Seismic streamer with a 'bird' being deployed into the ocean

On July 11, we marked the successful completion of the first phase of our project and embarked on the second. Part 1 involved deploying ocean bottom seismometers and recording air-gun-generated sound waves. We successfully retrieved all of the OBS’s, and the data that they recorded look very exciting at first blush (and contain some surprises!).

Summoning ocean bottom seismometers from the deep

by | 7.8.2011 at 1:39am | 2 Comments

After leaving our seismometers on the seafloor offshore Alaska for a few days to record sound waves generated by the air guns of the R/V Langseth, we returned to collect them. The recovery of OBS always involves a certain amount of suspense.

Deploying Ocean Bottom Seismometers off Alaska

by | 7.4.2011 at 10:18am | 2 Comments

On July 2, we finished deploying over twenty ocean-bottom seismometers as a part of our marine expedition to study a major tectonic boundary offshore Alaska. Ocean bottom seismometers (OBS’s) are autonomous instruments that sit on the seafloor and record sound waves traveling through the earth and the water. Floats made from glass balls and syntactic []

Heading to Sea off Alaska Aboard the R/V Langseth (at last)

by | 6.30.2011 at 10:44pm
The R/V Langseth in port in Kodiak

Yesterday evening, we left Kodiak aboard the R/V Marcus G. Langseth and began our 38-day-long research cruise offshore Alaska. As we left port, we were treated to clear skies, calm seas and spectacular views of Kodiak – dark grey mountains tipped with snow emerging from the lush green landscape. Although Kodiak offered beautiful sights and []

Finishing Up Onshore and Heading Offshore

by | 6.24.2011 at 7:09pm
I admire a small earthquake recorded at our Nelson Lagoon station

Seven days and eleven flights after we arrived in Alaska, we finished deploying our seismic stations onshore.  Our final constellation of stations differs a little from our original plan (as always happens with field work), but achieves our main goal of instrumenting the part of the Alaska Peninsula that is nearest to our planned offshore []

Installing Seismic Gear On The Beautiful (But Challenging) Alaska Peninsula

by | 6.22.2011 at 2:23pm
Katie and Doug install station in Port Heiden

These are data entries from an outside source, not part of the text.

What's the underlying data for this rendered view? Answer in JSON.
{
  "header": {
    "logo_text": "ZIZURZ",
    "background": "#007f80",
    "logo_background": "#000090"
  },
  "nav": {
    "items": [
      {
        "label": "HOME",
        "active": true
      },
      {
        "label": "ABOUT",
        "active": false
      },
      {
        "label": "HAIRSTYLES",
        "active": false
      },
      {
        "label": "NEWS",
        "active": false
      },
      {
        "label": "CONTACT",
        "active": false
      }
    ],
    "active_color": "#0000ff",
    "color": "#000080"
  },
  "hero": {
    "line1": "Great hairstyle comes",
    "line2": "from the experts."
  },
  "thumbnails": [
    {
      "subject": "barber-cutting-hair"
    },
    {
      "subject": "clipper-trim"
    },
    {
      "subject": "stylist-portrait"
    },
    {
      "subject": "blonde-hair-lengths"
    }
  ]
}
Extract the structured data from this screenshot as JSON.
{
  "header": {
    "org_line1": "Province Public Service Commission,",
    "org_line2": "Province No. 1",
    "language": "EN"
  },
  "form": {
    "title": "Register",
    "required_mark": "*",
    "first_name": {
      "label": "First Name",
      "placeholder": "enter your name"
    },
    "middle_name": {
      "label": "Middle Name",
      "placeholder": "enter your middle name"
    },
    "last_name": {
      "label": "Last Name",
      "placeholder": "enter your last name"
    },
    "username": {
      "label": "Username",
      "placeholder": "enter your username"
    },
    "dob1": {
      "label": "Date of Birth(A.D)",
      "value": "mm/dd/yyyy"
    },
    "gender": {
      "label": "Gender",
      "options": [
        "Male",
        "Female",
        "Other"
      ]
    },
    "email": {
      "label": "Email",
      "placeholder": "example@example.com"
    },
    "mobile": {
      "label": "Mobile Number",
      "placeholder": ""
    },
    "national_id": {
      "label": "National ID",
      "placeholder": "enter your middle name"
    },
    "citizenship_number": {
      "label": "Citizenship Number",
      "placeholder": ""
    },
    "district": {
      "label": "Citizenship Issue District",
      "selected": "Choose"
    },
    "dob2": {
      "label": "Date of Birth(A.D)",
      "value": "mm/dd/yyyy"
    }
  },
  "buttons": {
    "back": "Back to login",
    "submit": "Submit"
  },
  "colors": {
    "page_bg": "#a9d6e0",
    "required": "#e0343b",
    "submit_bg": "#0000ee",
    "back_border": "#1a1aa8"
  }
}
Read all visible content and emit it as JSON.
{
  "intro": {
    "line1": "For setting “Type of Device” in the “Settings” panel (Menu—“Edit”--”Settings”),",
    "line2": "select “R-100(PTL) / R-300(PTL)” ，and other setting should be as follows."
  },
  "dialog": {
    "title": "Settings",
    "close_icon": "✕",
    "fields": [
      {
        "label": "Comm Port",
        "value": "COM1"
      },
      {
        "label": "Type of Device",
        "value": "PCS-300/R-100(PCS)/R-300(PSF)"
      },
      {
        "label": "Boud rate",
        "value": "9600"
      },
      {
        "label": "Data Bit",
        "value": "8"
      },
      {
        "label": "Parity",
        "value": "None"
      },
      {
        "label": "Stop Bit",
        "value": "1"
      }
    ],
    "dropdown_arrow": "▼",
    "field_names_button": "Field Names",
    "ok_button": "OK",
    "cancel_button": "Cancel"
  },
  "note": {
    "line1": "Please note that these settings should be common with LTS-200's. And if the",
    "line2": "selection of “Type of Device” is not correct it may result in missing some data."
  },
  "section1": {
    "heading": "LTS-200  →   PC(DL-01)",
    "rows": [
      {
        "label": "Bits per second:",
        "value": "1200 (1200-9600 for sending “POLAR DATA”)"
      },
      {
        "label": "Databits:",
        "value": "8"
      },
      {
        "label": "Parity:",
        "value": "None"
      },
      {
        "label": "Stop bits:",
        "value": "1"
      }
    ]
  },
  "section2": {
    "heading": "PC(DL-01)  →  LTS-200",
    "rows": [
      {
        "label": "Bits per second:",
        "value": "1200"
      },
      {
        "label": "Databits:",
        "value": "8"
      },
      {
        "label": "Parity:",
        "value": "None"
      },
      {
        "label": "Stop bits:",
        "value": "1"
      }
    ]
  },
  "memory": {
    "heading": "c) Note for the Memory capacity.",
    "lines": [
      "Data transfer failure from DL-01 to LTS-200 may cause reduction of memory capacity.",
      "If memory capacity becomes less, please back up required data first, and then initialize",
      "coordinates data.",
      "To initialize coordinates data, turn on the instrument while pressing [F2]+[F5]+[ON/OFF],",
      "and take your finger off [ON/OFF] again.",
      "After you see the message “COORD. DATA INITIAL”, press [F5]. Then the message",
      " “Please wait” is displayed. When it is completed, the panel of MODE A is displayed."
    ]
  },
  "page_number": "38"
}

Every field location comes with logistical hurdles, and the Alaska Peninsula is no exception. Weather, wildlife and modes of transport pose the greatest challenges. We are hardly the first scientists to encounter these: Lamont-Doherty Earth Observatory has a long, rich history of collecting seismic data in this region (e.g., Shumagin Seismic Network, which ran for []